While more than half of the 49 GOP senators support some type of continued aid to Ukraine, there is a vocal part of the conference that strongly opposes such measures. There is also the issue of former President Donald Trump, who has significant sway with House Republicans and has begun urging GOP lawmakers to oppose the deal.
On the Democratic side, Schumer faces a reckoning from progressives and Hispanic members who have felt left out of negotiations on the border deal and oppose enhanced restrictions on immigrants.
The legislation is expected to eventually pass the Senate with bipartisan support if negotiators can reach an agreement. Even if Republicans were to secure concessions from Democrats in the Senate talks, the bill would face considerable opposition from House GOP lawmakers who oppose Ukraine aid.
House Speaker Mike Johnson (R-LA) has publicly insisted that the border provision in Biden’s defense legislation be the Senate’s version of H.R. 2, House Republicans’ signature border bill. Senate GOP negotiators, however, have pushed back on the notion that they are demanding Democrats agree to H.R. 2.

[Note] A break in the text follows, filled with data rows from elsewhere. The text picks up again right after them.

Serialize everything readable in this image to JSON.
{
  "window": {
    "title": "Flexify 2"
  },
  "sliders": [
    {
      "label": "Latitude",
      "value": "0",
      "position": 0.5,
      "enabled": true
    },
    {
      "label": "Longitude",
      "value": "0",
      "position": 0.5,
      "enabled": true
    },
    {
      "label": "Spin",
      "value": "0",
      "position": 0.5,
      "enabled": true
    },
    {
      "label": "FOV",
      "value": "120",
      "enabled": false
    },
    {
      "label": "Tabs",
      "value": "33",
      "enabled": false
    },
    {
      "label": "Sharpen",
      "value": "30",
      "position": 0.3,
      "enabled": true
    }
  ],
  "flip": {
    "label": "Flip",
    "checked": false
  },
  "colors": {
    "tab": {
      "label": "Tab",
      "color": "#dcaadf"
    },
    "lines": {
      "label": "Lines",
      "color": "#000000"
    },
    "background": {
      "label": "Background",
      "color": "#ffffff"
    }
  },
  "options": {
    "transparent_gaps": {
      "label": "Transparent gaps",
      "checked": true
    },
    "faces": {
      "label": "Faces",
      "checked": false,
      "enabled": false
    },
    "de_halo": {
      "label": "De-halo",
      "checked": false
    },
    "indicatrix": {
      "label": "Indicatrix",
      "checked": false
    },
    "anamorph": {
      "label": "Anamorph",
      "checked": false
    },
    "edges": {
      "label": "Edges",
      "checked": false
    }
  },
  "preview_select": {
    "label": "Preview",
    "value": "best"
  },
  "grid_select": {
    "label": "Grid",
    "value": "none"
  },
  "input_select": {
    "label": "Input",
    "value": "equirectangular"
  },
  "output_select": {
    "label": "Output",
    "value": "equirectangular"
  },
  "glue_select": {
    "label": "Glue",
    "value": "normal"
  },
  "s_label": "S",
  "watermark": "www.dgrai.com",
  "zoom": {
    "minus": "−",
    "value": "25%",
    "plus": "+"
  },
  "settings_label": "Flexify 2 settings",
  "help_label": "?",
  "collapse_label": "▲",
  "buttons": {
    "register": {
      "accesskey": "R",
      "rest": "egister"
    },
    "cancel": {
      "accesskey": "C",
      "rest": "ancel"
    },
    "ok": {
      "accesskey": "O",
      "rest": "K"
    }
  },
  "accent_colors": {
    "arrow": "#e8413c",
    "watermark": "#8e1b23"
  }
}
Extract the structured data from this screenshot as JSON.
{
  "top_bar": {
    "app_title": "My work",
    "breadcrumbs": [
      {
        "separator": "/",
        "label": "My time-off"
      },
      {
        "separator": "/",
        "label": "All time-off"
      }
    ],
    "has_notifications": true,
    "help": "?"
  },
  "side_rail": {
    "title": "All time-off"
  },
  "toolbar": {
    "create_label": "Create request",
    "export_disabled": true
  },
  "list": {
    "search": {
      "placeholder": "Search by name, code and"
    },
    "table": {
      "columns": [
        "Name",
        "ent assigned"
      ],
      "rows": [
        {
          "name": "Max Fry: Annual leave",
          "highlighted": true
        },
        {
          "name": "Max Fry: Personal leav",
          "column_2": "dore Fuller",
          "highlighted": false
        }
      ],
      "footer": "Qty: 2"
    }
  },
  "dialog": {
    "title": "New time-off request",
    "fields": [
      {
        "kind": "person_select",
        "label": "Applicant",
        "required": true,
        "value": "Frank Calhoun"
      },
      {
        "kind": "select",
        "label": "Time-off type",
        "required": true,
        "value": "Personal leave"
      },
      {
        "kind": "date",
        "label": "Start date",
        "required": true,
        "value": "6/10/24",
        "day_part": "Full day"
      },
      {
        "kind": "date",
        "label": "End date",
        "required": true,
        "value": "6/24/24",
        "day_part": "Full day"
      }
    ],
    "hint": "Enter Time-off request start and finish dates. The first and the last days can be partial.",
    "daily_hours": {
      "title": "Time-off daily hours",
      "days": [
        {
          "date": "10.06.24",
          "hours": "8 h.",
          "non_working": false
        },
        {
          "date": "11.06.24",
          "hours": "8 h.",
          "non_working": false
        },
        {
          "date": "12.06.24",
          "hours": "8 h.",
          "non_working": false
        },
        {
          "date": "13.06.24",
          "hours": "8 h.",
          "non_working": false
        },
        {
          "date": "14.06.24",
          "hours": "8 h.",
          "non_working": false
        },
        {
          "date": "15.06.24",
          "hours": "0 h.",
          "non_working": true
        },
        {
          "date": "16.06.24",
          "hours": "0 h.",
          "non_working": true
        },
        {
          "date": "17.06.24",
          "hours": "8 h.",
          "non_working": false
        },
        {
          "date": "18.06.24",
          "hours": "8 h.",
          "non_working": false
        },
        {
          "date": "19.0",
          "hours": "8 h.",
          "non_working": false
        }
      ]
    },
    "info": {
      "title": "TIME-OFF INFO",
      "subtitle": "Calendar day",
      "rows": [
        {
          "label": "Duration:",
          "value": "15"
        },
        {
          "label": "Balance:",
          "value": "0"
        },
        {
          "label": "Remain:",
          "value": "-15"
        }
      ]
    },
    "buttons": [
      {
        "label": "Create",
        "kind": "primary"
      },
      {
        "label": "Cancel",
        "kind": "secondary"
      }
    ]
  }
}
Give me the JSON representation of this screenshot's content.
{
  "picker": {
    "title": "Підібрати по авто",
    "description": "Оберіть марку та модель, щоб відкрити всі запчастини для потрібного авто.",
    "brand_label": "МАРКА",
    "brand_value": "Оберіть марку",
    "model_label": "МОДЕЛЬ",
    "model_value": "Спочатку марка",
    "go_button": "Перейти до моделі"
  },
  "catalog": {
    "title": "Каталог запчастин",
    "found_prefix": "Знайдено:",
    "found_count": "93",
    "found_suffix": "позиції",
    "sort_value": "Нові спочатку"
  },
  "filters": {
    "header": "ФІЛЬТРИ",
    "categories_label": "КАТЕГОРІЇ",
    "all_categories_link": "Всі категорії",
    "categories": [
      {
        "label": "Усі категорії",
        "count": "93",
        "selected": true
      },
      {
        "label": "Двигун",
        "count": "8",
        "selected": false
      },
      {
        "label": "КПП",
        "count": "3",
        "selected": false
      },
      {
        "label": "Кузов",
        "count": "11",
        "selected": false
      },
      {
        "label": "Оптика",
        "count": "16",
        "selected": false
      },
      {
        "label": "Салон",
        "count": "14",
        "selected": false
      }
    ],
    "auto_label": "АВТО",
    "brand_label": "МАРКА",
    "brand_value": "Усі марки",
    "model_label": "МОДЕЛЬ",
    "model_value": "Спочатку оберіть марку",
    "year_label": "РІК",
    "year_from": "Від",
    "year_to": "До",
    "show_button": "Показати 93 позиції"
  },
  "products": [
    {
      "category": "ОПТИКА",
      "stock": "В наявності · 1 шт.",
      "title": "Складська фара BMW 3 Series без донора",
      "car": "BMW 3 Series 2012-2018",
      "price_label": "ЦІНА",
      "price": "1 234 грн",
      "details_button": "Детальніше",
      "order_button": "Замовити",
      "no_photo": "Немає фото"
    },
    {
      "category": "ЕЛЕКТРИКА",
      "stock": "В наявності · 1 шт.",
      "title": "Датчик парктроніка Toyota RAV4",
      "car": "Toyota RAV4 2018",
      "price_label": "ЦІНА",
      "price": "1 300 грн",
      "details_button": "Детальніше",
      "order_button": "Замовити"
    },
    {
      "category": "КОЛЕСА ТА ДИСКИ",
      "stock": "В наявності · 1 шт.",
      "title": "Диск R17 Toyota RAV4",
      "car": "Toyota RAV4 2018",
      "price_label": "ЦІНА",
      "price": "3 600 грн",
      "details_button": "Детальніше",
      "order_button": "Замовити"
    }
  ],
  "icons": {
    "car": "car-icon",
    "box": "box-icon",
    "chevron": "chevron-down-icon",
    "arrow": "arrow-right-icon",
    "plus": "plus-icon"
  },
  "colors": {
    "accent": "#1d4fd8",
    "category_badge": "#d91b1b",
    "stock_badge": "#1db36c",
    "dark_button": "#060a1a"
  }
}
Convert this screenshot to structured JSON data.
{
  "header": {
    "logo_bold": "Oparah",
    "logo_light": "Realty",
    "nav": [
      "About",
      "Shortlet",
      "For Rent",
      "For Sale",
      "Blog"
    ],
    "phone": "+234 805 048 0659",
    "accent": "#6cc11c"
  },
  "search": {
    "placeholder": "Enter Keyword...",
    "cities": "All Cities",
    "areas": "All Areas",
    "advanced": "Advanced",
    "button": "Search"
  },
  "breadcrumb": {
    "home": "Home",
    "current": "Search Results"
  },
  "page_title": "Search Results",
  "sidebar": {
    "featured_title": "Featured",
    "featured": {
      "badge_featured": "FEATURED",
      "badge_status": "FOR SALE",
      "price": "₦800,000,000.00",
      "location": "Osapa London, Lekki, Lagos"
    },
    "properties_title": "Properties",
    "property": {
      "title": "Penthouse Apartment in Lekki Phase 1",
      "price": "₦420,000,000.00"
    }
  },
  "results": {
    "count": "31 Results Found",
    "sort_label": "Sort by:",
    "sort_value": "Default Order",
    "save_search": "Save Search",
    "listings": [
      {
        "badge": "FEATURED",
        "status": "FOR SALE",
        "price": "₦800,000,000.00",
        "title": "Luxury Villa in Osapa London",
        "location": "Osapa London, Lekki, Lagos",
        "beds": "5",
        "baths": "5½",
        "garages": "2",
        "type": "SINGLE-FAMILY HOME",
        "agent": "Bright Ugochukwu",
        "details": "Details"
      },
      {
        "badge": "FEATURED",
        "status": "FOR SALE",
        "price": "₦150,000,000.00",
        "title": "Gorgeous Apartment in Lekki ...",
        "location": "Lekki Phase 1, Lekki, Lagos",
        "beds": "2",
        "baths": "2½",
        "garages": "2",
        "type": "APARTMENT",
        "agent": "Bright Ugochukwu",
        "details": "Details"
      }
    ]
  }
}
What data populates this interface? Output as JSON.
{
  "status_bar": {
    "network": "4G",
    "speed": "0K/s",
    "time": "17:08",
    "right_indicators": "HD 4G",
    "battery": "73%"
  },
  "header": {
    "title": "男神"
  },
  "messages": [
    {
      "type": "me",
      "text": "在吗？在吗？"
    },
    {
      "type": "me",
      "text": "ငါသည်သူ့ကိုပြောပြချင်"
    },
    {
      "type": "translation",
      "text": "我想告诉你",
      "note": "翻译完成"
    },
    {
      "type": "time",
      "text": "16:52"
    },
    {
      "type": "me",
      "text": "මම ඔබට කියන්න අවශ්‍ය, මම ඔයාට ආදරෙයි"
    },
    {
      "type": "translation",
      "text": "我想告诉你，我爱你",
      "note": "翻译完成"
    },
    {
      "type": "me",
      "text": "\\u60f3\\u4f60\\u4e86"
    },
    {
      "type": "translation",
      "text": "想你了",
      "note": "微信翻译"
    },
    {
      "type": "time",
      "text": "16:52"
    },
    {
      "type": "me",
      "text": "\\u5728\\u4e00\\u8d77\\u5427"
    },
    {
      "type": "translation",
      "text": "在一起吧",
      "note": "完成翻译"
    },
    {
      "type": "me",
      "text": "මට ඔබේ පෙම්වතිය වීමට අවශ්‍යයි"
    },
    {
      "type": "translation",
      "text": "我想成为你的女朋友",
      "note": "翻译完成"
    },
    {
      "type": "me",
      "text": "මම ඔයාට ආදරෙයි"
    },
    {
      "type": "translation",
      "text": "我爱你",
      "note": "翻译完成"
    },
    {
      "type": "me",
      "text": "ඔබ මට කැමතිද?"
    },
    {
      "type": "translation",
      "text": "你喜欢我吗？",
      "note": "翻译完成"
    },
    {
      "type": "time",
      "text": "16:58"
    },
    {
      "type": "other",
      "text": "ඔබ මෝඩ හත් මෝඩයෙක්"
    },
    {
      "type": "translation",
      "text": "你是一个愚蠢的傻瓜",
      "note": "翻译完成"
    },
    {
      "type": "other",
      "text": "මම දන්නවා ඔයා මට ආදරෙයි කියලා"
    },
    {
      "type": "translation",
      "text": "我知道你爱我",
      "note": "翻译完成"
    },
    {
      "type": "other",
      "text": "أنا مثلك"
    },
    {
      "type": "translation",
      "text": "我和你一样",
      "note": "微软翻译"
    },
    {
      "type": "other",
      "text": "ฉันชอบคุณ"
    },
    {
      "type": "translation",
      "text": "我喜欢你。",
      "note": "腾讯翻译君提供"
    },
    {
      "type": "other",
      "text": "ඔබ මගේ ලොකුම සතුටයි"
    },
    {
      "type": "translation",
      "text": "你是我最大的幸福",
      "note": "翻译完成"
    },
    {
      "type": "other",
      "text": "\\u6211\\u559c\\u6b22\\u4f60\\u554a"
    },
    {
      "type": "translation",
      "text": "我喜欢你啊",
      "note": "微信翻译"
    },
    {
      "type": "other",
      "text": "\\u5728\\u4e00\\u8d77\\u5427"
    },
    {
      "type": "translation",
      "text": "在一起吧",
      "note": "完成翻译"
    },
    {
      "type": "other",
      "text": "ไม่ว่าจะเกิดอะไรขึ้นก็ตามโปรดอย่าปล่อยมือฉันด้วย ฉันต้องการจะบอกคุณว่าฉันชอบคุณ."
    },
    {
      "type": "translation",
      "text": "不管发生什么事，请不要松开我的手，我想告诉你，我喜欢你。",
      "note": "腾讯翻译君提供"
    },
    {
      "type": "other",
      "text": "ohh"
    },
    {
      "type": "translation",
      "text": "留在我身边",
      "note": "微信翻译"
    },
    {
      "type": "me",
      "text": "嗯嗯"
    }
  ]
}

Johnson has also told Senate Republicans that it would be difficult to pass the upper chamber’s bipartisan bill even with a substantial border deal, which negotiators have thus far failed to reach.
Johnson has begun to face threats to his speakership over the supplemental spending request, with lawmakers saying they’d file a motion to vacate and paralyze the House if he were to pass Ukraine aid.
Asked how such issues in the House could impact the supplemental’s chances of passing, Rep. Jason Crow (D-CO) suggested that Democrats would be willing to form a coalition government to keep the lower chamber from losing another speaker.
“We can go to Speaker Johnson and say, ‘We understand the challenges that you’re facing, but let’s come together, let’s see what we can do to provide some buffer to you to make a deal and maybe some element of protection to get this done,’” Crow explained. “Because if we do, it could be incredible for our country in a very positive way.”
The anti-Ukraine faction is far bigger on the House side, where Johnson is a largely untested leader, and McConnell has little influence over the growing isolationist wing of the GOP. Several House Republicans have also voiced their concern about signing on to a border deal with a Democratic president during an election year.
Speaking to those concerns, Rep. Dan Crenshaw (R-TX) decried those who would oppose a border deal for political purposes.
“How many hundreds of thousands of illegals would you allow in the country just because it might help your chances of the election?” Crenshaw told reporters on Thursday. “I ran for Congress literally on getting the border secure. So if I have a chance to do that and I don’t do that, I’m a traitor.”